Queen Elizabeth spent night in hospital following cancellation of Northern Ireland trip
The UK’s Queen Elizabeth spent Wednesday night in hospital, Buckingham Palace announced on Thursday, in an indication that her current illness could be more serious than initially indicated.
The Queen on Wednesday cancelled a scheduled trip to Northern Ireland, saying she had “reluctantly” accepted medical advice to rest for the next few days.
In an unexpected statement issued on Thursday evening, the palace said the monarch had attended hospital on Wednesday afternoon for “some preliminary investigations”. She returned to her home at Windsor castle at lunchtime on Thursday and remained “in good spirits,” the statement said.
The Queen, who is 95, lost her husband, the Duke of Edinburgh, in April this year at the age of 99.
The statement gave no details on which hospital the monarch had attended or the nature of the illness being investigated.
US House vote finds Bannon in criminal contempt
The US House of Representatives voted on Thursday to hold Steve Bannon, a former top aide to Donald Trump, in criminal contempt for his refusal to co-operate with a congressional probe into the attack on the US Capitol on January 6.
The Democrat-controlled House voted 229-202 to hold Bannon in criminal contempt, with nine Republicans joining 220 Democrats in voting to sanction him for failing to comply with a subpoena from a special committee investigating January 6.
The vote marks a major escalation of lawmakers’ pursuit of Trump and his allies in the wake of the Capitol siege that interrupted the certification of Joe Biden’s Electoral College victory. Bannon’s case will now be handed to the US Department of Justice, which will decide whether to pursue misdemeanour criminal charges against him.
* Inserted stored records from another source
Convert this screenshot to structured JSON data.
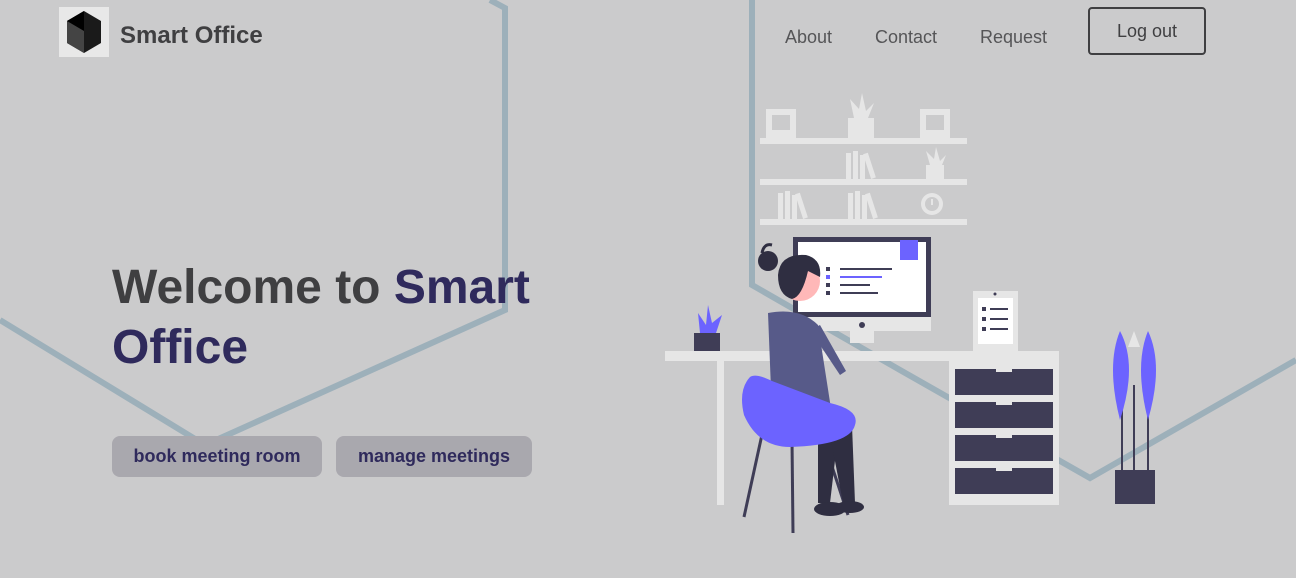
{
  "header": {
    "brand": "Smart Office",
    "nav": [
      {
        "label": "About"
      },
      {
        "label": "Contact"
      },
      {
        "label": "Request"
      }
    ],
    "logout_label": "Log out"
  },
  "hero": {
    "title_part1": "Welcome to ",
    "title_part2": "Smart Office"
  },
  "actions": {
    "book_label": "book meeting room",
    "manage_label": "manage meetings"
  },
  "colors": {
    "background": "#cbcbcc",
    "accent": "#6c63ff",
    "dark_purple": "#2f2a5c",
    "text_dark": "#3f3f41",
    "button_bg": "#a9a8ae",
    "line": "#9db0ba"
  },
  "icons": {
    "logo": "hexagon-logo"
  }
}
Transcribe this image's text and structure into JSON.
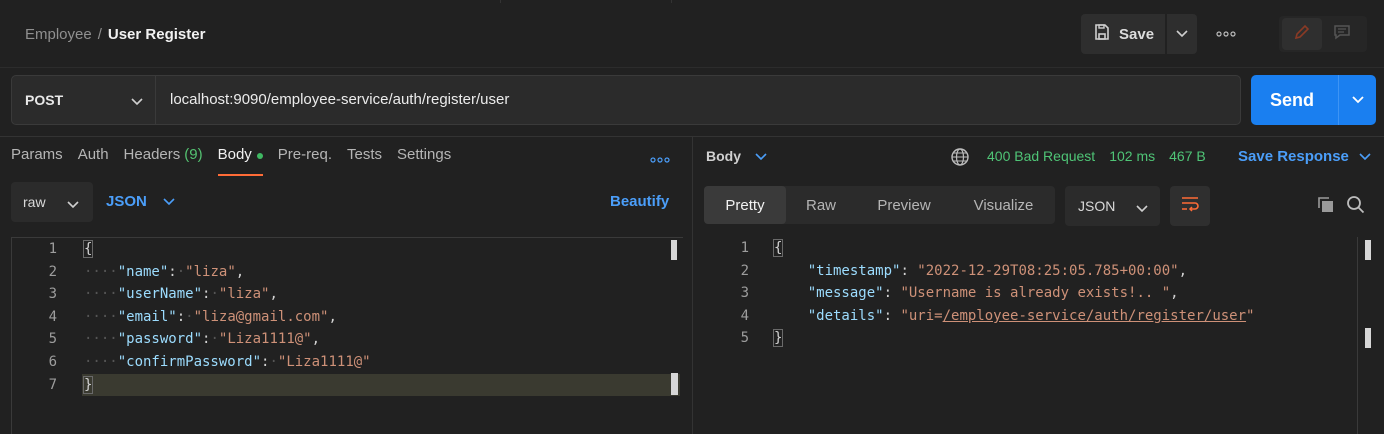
{
  "breadcrumb": {
    "parent": "Employee",
    "separator": "/",
    "current": "User Register"
  },
  "toolbar": {
    "save_label": "Save",
    "more": "ooo"
  },
  "request": {
    "method": "POST",
    "url": "localhost:9090/employee-service/auth/register/user",
    "send_label": "Send"
  },
  "request_tabs": [
    {
      "label": "Params"
    },
    {
      "label": "Auth"
    },
    {
      "label": "Headers",
      "count": "(9)"
    },
    {
      "label": "Body",
      "active": true
    },
    {
      "label": "Pre-req."
    },
    {
      "label": "Tests"
    },
    {
      "label": "Settings"
    }
  ],
  "request_more": "ooo",
  "body_mode": {
    "type": "raw",
    "format": "JSON",
    "beautify": "Beautify"
  },
  "request_body": {
    "line_numbers": [
      "1",
      "2",
      "3",
      "4",
      "5",
      "6",
      "7"
    ],
    "lines": [
      {
        "key": "\"name\"",
        "value": "\"liza\"",
        "comma": ","
      },
      {
        "key": "\"userName\"",
        "value": "\"liza\"",
        "comma": ","
      },
      {
        "key": "\"email\"",
        "value": "\"liza@gmail.com\"",
        "comma": ","
      },
      {
        "key": "\"password\"",
        "value": "\"Liza1111@\"",
        "comma": ","
      },
      {
        "key": "\"confirmPassword\"",
        "value": "\"Liza1111@\"",
        "comma": ""
      }
    ],
    "open_brace": "{",
    "close_brace": "}"
  },
  "response_header": {
    "label": "Body",
    "status": "400 Bad Request",
    "time": "102 ms",
    "size": "467 B",
    "save_response": "Save Response"
  },
  "response_tabs": [
    {
      "label": "Pretty",
      "active": true
    },
    {
      "label": "Raw"
    },
    {
      "label": "Preview"
    },
    {
      "label": "Visualize"
    }
  ],
  "response_format": "JSON",
  "response_body": {
    "line_numbers": [
      "1",
      "2",
      "3",
      "4",
      "5"
    ],
    "lines": [
      {
        "key": "\"timestamp\"",
        "value": "\"2022-12-29T08:25:05.785+00:00\"",
        "comma": ","
      },
      {
        "key": "\"message\"",
        "value": "\"Username is already exists!.. \"",
        "comma": ","
      },
      {
        "key": "\"details\"",
        "value_prefix": "\"uri=",
        "value_link": "/employee-service/auth/register/user",
        "value_suffix": "\"",
        "comma": ""
      }
    ],
    "open_brace": "{",
    "close_brace": "}"
  },
  "colors": {
    "accent_orange": "#ff6c37",
    "send_blue": "#1a7ff0",
    "link_blue": "#4b9ef9",
    "status_green": "#4fc476"
  }
}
Thursday’s vote comes just days after Trump sued the January 6 committee and the US National Archives in an attempt to prevent the release of nearly 50 documents relating to his presidency. The former president has argued that the documents can remain sealed — and his allies can stay quiet — because of executive privilege, a legal convention that means certain presidential communications can be held in secret.
S&P 500 caps seven-day winning streak with record high close
The S&P 500 staked out a new high on Thursday, with the US equities benchmark surpassing a previous peak made seven weeks ago as strong corporate earnings bolstered the mood on Wall Street.
The index closed up 0.3 per cent, led by technology stocks such as Microsoft, Tesla, Netflix and Amazon. The stock price of electric vehicle maker Tesla rose to a record high after beating earnings late on Wednesday.
Thursday marks the seventh consecutive day of gains for the S&P 500, the longest winning streak since June 2021. The index ended the longest period without a new record since November 2020.
The technology-focused Nasdaq Composite added 0.6 per cent, but remains about 1 per cent below its record high in early September.
The yield on the benchmark 10-year US Treasury note rose 0.03 percentage points to 1.69 per cent. The yield, which moves inversely to the price of the security, has climbed from about 1.3 per cent a month ago as traders have sold Treasuries in anticipation of the Federal Reserve reducing its $120bn a month of pandemic-era bond purchases. High inflation has also piled pressure on Fed policymakers to raise interest rates from their current record low.
Read more about the day’s market moves here.
What to watch in Asia today
Asia-Pacific Economic Cooperation Ministers from the Asia-Pacific trade group APEC will meet virtually today to discuss pressing topics such as the pandemic recovery and climate change.
Inflation: Japan releases its consumer and producer price indices data for the month today.
Price Manufacturing Indices: IHS Markit releases its monthly manufacturing and services PMIs — measures of economic activity — for Japan and Australia.
Reserve Bank of Australia: The RBA governor Philip Lowe speaks on a panel with the Universidad de Chile today. Investors will scrutinise his comments for clues as to the future trajectory of monetary policy.
Meetings: Israeli prime minister Naftali Bennett will meet Russian president Vladimir Putin during a visit to the country.